Dr O'Clabaigh is an outstanding historian and an outstanding interpreter of Ireland's late medieval and monastic traditions. He has a prodigious output and has written, edited and co-authored numerous publications. His book 'The Franciscans in Ireland - from reform to reformation 1400-1534' published in 2002 won considerable international acclaim. In 2012 an even more ambitious work 'The Friars in Ireland' was published that looked at the mendicant movement as a whole from beginnings in 1224 through to 1540 as the dissolution of the monasteries by Henry VIII reached its peak. This book has been described as a 'Monumental work ... of both national and international significance' and it was honoured by the award in 2013 of the NUI Prize for Irish Historical Research. It is also a delight to read.
Br Colman explores all aspects of mendicant life, its Patrons and Critics, literary and devotional practice, Art and Architecture. He also brings unique and warm-hearted perspective as he lives among that band of brothers that is the Benedictine Community at Glenstal Abbey.

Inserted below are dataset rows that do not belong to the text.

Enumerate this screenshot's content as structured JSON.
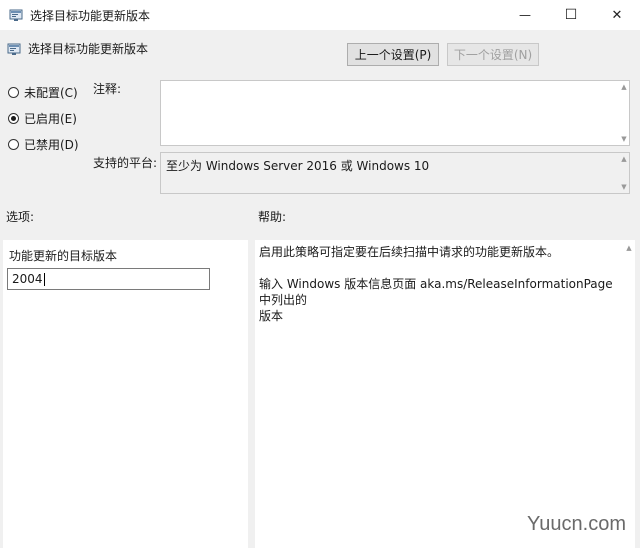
{
  "window": {
    "title": "选择目标功能更新版本",
    "minimize_glyph": "—",
    "maximize_glyph": "☐",
    "close_glyph": "✕"
  },
  "header": {
    "title": "选择目标功能更新版本",
    "prev_button": "上一个设置(P)",
    "next_button": "下一个设置(N)"
  },
  "state_options": [
    {
      "label": "未配置(C)",
      "checked": false
    },
    {
      "label": "已启用(E)",
      "checked": true
    },
    {
      "label": "已禁用(D)",
      "checked": false
    }
  ],
  "comment": {
    "label": "注释:",
    "value": ""
  },
  "supported": {
    "label": "支持的平台:",
    "value": "至少为 Windows Server 2016 或 Windows 10"
  },
  "options": {
    "label": "选项:",
    "field_label": "功能更新的目标版本",
    "field_value": "2004"
  },
  "help": {
    "label": "帮助:",
    "paragraph1": "启用此策略可指定要在后续扫描中请求的功能更新版本。",
    "paragraph2_line1": "输入 Windows 版本信息页面 aka.ms/ReleaseInformationPage 中列出的",
    "paragraph2_line2": "版本"
  },
  "watermark": "Yuucn.com",
  "icons": [
    "policy-icon",
    "minimize-icon",
    "maximize-icon",
    "close-icon",
    "scroll-up-icon",
    "scroll-down-icon"
  ]
}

In addition to his scholarship, Dr O'Clabaigh writes with style and wit and doesn't always confine his writings to the more laudable aspects of monastic life. He was recently a visiting scholar in Irish studies at Boston College and gave their annual Burns Library lecture. Its memorable title - with a nod to the singer Paul Simon - was acclaimed as Best Lecture title ever ........'50 ways to cleave your Brother: Mayhem, Mischief and Misfits in Medieval Irish Monasteries.'
POET MARY O’MALLEY – ‘Earthly Delights’. Join us for a miscellany of gardens and gardening from literature. What did Cortez discover, ready flowering in a garden in Mexico? Who wanted to see ‘in a flower the face of God’? And why did the mower stop in Philip Larkin’s sublime poem, ‘the Mower’
Real gardens, dream gardens with snails, and scent and silver apples and a golden pear. Mary O’Malley presents a cornucopia of midsummer pickings from writers, old and new’ at Claregalway Castle on Sunday
From Eden to Sissinghurst with diversions at home and abroad, astroll through lieratur’s gardens and landscapes, guided by writers, from Blake to Vita Sackville West and Victor Hugo, via Gerald Manley Hopkins weeds shooting’long and lovely and lush’ and God in Genesis, where gardening, and the pleasures it brings, began.
“..no gardener would be a gardener if he did not live in hope”. Vita Sackville West